The Motown sound, made famous in Detroit in the late 1960s by Berry Gordy (who started his own record label because no established record publisher or radio station would give his artists a go), became legendary, and gave us the likes of Marvin Gaye, The Supremes, Smokey Robinson and the Jackson 5.

It wasn’t easy. Racism was a major obstacle and “What makes you think white people will buy your music?” the prominent attitude. But Gordy succeeded, and his artists created some of the biggest hits of all time.

Here’s your chance to relive those years, even get in a little audience participation with “Motown: The Musical,” on tour through Sunday at at San Diego Civic Theatre.

Based on Gordy’s autobiography, “Motown” lists more than 50 songs in alphabetical order (a bane to the likes of reviewers like me whose memory is faulty). The problem with this approach is that few songs get the full treatment, and the show is more of an extensive (nearly three-hour) medley, the songs shoehorned around skimpily-presented historical facts.

Still, the music is infectious, the performers terrific, and the energetic choreography (by Patricia Wilcox & Warren Adams) has to bring a smile.

Allison Semmes has the look and the pipes to play Diana Ross, and for my money is even better as Billie Holiday (when she is cast in the film “Lady Sings The Blues”).
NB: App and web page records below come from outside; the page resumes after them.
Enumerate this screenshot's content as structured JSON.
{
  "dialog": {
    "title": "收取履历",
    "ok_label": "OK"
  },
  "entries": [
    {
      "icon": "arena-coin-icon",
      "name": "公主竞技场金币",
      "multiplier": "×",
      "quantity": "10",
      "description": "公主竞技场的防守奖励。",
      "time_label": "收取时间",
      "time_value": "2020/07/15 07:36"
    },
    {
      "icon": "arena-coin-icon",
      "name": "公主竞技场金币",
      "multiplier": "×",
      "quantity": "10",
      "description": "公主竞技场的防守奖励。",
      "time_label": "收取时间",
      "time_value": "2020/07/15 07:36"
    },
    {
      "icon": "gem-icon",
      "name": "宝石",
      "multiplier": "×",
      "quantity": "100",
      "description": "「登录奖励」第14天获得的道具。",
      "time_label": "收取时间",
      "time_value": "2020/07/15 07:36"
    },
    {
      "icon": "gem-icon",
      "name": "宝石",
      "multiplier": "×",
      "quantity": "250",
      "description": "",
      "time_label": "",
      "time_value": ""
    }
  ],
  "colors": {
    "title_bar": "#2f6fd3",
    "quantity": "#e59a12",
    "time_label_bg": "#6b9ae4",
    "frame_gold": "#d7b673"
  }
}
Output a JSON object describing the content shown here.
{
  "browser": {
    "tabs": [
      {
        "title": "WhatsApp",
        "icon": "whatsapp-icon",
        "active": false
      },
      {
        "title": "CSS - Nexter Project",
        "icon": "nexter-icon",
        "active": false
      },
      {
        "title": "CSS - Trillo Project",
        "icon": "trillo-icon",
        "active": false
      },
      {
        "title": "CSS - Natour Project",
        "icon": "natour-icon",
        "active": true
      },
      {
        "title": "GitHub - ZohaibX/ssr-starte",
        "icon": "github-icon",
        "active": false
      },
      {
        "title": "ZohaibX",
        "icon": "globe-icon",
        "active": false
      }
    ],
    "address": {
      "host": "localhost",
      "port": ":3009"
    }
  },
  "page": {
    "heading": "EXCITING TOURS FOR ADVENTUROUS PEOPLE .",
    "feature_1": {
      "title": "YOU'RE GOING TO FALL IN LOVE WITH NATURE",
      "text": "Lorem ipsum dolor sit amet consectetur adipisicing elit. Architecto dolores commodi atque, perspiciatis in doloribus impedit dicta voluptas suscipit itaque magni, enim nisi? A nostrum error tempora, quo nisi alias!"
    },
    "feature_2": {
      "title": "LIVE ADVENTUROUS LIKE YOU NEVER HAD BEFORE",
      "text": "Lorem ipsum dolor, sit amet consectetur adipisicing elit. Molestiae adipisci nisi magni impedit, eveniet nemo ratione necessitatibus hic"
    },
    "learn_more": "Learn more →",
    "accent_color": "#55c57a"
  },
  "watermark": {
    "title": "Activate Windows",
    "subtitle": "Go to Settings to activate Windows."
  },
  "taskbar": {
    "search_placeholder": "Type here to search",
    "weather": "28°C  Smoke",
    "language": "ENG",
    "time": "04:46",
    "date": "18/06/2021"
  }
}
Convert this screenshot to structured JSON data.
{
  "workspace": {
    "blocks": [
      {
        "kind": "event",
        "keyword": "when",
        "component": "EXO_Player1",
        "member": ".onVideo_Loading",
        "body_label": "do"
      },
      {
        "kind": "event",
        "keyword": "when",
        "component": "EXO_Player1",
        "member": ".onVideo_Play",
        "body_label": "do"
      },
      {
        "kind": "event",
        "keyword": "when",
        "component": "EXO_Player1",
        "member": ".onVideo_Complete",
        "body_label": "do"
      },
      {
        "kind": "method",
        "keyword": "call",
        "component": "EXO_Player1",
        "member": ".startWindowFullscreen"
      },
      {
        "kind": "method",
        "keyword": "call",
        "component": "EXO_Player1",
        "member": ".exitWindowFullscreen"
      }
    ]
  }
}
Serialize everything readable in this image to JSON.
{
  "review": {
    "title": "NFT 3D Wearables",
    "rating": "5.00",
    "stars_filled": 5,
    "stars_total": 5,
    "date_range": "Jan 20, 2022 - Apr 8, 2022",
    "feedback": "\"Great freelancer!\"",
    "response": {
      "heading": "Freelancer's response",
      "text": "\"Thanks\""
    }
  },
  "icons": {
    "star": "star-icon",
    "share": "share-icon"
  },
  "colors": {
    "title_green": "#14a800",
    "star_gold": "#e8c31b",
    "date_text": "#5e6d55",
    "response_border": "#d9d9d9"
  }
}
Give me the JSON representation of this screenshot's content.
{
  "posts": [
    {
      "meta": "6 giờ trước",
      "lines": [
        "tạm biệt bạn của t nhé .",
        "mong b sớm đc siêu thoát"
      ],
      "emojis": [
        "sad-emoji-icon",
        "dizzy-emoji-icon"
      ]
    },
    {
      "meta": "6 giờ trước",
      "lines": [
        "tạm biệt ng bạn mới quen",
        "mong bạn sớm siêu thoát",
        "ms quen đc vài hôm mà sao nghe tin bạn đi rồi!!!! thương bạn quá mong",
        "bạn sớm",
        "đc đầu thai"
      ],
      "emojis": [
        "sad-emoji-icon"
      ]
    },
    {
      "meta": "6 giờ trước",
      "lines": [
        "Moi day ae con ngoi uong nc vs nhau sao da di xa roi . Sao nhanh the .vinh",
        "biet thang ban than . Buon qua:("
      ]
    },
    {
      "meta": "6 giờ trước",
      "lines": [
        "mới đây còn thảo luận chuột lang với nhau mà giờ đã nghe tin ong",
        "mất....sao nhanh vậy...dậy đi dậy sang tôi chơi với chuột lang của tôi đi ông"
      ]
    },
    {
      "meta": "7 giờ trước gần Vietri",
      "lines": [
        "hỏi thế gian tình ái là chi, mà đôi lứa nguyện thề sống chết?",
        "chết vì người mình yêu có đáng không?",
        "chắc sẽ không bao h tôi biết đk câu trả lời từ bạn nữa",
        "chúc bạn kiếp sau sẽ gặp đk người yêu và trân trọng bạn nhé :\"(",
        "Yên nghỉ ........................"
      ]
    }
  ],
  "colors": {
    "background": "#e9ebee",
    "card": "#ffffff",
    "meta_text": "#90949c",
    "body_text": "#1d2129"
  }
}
Julius Thomas III is excellent as promoter/songwriter/singer Gordy, the man who made music history and brought the races together as no one else could.

Jesse Nager as Smokey Robinson and Jarran Muse as Marvin Gaye bring their characters (and voices) to life with fine portrayals.

But my favorite is Reed L. Shannon, the 14-year-old dynamo who lit up the stage as the very young Michael Jackson (and also played the young Berry Gordy and Stevie Wonder) last night. These roles are triple-cast, so your mileage may vary, but Shannon is a real find.

Technically, this show is a find for those with short attention spans. There is so much going on, so many set pieces seemingly in constant motion and video projections that the senses are saturated (credit set designer David Korins and projection designer Daniel Brodie). Esosa’s costumes are fabulous as well, and Natasha Katz’s lighting design is especially effective.

A caveat for sensitive ears: This show is LOUD. Even with earplugs. But I seem to have been the only person who noticed that.

The details

“Motown: The Musical” plays through June 14, at San Diego Civic Theatre, 3rd and B Streets, downtown.

Showtimes are: Thursday at 7:30 pm; Friday at 8 pm; Saturday at 2 and 8 pm; Sunday at 1 and 6:30 pm.

Tickets: Click HERE or (619) 570-1100

To read more reviews by SDGLN Theater Critic Jean Lowerison, click HERE.